  • With the implementation of five functions attached to your application, you can implement a feature flag on-demand system.
  • You must understand how to wait and registrer your features as isolated functionality chunks of code.
  • Must know how to expose and connect your application to an external on-demand scripting control, like VWO, GTM, or any script runner for frontend apps.
  • This design is attached to deployment for every flag added, so consider this on your design.

1. Expose a global function

  • For this we will need a function that can make a queue of the current exposed flags, then can be executed as expected in the execution order, passing some default arguments and custom arguments.
// Expose global exection
function exposeGlobalFunctionAndExecuteQueue(callback, globalName) {
  const queue = window[globalName] || [];

  window[globalName] = {
    push: function () {
      for (let index = 0; index < arguments.length; index++) {

  for (let index = 0; index < queue.length; index += 1) {

2. The dispatcher and the registry

  • Then you must have a way to bind your external instruction to your app, so this function will dispatch the command plus the argument based in the configuration we set.
const handlers = {}

function dispatch([command, ...args]) {
  try {
    if (handlers[command]) {
  } catch (e) {

The handlers object will be the registry of functions we want to trigger after.

So, now we need a function that takes the handlers and uses them.

function registry(command, handler) {
  handlers[command] = handler;

As you can see, if we put it all together you can handle multiple commands each with specific arguments and values.

3. Binding your dispatcher and your registry to your feature

So now, we must add to the registry the feature binding.

exposeGlobalFunctionAndExecuteQueue(dispatch, 'appRegistry')

function feature1(...args) {
  console.log('console the arguments!', args)

registry('runFeature1', feature1);

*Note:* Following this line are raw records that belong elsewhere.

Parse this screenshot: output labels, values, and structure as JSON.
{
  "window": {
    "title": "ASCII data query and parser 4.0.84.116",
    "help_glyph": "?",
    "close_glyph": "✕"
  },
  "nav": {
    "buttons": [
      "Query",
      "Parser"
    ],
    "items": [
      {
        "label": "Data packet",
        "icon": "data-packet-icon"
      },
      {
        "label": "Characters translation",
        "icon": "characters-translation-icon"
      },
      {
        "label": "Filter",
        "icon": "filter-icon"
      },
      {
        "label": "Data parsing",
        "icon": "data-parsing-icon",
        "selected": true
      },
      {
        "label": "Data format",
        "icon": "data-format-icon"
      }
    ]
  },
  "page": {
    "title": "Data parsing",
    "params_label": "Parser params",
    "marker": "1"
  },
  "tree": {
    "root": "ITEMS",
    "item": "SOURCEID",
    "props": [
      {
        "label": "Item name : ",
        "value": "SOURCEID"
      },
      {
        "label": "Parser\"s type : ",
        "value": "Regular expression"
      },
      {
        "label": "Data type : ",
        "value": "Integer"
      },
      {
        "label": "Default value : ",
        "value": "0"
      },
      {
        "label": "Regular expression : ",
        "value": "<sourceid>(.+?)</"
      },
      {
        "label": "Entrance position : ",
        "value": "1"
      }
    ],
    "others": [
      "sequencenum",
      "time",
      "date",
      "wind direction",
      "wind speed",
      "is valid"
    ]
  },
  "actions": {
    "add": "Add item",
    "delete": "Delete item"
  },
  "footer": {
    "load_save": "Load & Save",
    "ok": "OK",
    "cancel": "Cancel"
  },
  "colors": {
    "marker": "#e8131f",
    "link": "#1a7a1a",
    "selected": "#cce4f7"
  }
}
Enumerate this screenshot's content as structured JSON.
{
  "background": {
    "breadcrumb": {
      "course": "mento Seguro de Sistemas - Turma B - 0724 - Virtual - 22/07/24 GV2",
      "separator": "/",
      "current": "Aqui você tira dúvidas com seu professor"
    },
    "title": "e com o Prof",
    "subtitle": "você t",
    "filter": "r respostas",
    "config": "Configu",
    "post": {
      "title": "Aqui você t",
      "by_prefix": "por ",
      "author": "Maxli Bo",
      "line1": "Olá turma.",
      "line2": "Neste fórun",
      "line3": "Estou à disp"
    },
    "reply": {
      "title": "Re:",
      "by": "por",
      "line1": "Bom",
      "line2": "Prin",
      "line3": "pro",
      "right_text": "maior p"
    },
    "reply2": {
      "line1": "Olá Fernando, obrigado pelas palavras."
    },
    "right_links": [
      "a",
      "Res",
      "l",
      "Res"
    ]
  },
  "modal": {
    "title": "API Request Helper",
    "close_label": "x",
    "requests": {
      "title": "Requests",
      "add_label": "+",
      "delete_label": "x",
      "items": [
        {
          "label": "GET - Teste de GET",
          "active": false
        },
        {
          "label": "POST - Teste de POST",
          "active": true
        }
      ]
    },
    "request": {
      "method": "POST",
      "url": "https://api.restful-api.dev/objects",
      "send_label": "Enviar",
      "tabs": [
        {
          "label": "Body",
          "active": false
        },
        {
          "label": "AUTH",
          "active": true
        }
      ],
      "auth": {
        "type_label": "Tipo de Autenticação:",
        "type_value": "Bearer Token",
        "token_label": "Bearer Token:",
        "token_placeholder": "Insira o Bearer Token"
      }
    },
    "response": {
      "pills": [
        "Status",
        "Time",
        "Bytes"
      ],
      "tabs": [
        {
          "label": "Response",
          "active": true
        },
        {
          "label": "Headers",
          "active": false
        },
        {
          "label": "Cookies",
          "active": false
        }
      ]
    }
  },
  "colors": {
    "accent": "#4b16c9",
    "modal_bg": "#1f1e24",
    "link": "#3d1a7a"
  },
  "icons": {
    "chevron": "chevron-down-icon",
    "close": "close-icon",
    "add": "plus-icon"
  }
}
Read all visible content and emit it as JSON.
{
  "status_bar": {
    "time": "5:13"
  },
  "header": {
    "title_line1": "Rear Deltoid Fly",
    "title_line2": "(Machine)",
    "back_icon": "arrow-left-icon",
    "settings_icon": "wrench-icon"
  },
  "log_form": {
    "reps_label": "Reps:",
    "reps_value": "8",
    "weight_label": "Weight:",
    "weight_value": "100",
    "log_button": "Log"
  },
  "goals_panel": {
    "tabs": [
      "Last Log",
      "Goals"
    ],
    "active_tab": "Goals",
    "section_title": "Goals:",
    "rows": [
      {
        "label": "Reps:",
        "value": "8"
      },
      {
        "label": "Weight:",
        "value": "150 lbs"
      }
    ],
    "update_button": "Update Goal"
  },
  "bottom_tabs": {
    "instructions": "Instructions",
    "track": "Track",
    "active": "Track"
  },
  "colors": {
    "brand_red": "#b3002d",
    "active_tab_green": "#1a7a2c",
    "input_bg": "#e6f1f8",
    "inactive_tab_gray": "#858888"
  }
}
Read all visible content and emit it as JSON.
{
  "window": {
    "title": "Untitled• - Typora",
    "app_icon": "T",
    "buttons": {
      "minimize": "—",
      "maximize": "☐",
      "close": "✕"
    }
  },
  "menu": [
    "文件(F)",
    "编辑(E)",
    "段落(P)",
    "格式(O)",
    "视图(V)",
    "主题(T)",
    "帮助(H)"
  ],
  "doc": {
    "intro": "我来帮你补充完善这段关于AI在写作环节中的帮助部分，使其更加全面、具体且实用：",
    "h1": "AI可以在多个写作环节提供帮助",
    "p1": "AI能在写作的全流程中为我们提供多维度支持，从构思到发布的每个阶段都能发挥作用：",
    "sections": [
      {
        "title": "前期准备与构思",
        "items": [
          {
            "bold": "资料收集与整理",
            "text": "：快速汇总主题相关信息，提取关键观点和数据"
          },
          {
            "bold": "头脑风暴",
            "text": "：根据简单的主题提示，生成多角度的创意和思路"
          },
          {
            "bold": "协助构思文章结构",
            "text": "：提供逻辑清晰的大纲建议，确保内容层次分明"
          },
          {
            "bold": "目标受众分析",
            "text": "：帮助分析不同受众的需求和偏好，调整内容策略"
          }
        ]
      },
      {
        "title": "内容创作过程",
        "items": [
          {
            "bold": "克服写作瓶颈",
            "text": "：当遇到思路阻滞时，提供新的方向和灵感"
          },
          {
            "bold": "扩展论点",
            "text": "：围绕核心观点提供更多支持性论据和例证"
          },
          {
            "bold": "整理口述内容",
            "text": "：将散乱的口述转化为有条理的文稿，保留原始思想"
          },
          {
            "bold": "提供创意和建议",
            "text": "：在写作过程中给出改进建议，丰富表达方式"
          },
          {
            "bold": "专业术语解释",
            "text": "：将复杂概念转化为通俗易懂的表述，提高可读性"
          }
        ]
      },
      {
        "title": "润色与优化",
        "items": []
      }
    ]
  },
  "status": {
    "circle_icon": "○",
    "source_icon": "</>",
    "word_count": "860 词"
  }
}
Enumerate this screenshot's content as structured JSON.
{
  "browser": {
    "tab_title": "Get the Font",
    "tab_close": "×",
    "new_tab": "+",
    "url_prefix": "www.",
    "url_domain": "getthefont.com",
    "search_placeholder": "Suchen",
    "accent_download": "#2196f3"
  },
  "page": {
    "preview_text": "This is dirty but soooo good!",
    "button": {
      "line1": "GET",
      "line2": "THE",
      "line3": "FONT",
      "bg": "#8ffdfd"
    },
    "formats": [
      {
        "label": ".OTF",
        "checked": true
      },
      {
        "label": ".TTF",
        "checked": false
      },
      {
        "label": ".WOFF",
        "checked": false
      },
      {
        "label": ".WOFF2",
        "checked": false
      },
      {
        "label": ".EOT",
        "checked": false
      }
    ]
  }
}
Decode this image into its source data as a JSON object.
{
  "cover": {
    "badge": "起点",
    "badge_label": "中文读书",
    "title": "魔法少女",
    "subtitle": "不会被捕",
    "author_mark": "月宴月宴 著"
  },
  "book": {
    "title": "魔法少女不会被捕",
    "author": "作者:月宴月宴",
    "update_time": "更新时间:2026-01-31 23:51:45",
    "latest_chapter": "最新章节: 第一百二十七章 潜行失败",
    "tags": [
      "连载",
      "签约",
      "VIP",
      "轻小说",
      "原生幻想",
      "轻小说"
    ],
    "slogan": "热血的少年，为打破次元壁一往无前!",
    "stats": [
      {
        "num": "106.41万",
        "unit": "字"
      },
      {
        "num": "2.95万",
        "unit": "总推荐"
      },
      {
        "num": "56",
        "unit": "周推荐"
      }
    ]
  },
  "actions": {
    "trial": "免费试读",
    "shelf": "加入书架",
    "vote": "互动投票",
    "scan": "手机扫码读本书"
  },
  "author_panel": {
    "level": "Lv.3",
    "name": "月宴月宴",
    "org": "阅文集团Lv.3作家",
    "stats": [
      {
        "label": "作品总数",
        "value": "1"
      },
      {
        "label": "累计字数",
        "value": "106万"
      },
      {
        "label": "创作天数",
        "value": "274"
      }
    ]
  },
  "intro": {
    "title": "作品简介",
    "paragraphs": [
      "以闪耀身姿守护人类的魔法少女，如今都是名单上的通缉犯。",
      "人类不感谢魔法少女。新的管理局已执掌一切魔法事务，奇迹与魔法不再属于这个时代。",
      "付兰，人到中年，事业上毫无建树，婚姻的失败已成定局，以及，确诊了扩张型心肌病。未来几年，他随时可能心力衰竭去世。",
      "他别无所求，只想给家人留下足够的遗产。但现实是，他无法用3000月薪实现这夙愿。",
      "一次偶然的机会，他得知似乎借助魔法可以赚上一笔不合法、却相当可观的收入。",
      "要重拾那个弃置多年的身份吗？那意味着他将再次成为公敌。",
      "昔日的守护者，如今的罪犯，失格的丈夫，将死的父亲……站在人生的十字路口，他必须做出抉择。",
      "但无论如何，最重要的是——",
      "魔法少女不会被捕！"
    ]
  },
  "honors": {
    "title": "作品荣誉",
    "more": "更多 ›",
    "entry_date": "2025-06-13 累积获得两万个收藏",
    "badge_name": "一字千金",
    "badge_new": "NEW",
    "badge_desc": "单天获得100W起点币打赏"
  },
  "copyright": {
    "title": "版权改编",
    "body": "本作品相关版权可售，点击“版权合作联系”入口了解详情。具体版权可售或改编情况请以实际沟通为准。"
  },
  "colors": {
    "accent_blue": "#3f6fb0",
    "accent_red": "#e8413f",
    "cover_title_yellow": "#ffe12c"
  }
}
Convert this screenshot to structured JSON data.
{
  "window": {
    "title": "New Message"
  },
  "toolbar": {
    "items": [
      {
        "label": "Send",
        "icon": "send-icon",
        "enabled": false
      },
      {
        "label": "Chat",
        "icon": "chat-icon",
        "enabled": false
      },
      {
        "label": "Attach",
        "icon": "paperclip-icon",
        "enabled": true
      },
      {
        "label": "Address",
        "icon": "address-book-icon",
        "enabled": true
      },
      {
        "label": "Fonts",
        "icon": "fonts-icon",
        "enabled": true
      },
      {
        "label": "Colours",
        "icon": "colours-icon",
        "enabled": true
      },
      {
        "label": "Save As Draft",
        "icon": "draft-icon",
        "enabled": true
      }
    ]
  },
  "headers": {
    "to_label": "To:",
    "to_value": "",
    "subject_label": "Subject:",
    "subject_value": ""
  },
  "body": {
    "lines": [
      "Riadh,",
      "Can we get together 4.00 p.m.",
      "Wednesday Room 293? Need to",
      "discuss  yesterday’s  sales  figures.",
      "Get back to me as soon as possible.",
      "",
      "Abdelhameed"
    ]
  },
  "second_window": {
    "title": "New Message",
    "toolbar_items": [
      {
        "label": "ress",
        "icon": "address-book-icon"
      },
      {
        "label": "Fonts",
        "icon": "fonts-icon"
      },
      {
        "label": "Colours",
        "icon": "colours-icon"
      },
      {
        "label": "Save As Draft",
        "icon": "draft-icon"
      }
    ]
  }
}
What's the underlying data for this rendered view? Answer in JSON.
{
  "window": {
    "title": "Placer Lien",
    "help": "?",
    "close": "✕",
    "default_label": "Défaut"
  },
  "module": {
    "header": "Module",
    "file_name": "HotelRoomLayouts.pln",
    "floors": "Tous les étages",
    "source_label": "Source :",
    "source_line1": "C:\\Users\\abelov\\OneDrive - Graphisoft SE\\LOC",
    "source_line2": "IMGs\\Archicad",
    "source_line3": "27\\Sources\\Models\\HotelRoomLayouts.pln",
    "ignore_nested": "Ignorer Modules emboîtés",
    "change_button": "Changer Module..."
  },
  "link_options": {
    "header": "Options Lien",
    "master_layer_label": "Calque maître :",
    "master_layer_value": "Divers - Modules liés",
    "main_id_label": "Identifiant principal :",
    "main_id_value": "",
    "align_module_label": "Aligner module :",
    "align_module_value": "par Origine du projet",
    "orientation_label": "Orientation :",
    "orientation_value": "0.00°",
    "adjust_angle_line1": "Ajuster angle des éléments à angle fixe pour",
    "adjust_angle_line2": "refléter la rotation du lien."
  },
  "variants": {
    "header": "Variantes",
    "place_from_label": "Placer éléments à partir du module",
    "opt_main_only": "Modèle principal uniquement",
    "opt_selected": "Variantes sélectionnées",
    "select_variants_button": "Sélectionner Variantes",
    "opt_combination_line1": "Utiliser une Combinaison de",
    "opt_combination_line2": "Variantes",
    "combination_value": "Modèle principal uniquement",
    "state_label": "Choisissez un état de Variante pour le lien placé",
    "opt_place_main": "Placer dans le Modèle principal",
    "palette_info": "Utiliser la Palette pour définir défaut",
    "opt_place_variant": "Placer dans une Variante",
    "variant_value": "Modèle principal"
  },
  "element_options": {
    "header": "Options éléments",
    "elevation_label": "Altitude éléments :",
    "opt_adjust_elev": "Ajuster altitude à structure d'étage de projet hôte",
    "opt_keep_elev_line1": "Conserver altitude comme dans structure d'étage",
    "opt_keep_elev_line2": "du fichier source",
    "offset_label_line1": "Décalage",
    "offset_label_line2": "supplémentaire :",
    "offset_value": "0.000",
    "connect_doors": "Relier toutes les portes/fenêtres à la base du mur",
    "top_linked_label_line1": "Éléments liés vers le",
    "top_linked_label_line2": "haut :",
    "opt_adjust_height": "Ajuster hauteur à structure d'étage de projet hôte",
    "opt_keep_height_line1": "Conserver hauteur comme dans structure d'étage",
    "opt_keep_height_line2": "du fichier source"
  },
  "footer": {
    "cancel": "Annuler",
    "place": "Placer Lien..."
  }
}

With this, now our application can use the external registry to trigger the feature1 function. You can run your console and try it:

appRegistry.push([ "runFeature1", ['argument1', 2, true] ])

4. Test it out.

You can see this example on a React App using context:

See the code on StackBlitz

Happy coding!